> [Data supplied]:
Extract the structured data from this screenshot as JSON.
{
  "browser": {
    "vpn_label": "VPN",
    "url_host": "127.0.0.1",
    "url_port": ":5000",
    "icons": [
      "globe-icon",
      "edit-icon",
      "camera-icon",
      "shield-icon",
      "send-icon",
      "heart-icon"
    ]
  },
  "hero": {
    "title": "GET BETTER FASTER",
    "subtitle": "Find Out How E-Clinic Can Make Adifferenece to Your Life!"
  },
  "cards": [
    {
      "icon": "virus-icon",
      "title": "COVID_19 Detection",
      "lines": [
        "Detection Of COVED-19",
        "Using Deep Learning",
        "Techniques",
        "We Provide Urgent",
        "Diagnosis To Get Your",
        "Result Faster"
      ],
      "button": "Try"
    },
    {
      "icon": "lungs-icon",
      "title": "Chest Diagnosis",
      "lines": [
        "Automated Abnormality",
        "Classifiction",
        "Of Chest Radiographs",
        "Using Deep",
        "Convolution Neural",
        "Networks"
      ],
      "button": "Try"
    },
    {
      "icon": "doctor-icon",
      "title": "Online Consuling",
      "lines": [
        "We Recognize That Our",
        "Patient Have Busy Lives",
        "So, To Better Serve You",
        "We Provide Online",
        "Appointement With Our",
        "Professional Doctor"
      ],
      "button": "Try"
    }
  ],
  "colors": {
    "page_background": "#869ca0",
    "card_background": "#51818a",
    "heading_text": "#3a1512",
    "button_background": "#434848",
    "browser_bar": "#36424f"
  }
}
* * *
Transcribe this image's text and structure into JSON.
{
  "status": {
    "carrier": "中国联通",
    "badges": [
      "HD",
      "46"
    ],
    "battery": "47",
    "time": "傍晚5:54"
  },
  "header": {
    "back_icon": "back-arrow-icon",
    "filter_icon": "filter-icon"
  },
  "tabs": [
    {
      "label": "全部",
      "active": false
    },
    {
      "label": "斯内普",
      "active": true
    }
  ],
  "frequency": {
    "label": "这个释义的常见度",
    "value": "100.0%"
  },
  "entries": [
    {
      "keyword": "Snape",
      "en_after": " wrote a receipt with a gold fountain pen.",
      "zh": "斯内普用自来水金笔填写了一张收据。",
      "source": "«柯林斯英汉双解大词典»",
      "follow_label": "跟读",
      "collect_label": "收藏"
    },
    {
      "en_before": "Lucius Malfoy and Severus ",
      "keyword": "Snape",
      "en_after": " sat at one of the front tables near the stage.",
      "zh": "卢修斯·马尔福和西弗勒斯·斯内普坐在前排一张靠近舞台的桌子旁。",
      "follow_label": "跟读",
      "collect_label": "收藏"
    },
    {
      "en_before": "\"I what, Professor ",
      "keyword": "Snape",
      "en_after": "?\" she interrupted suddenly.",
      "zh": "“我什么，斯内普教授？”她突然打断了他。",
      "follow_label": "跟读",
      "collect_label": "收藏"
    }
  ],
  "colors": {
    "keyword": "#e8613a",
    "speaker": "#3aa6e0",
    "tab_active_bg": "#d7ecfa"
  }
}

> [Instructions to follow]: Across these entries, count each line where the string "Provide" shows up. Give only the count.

> [Solution]: 2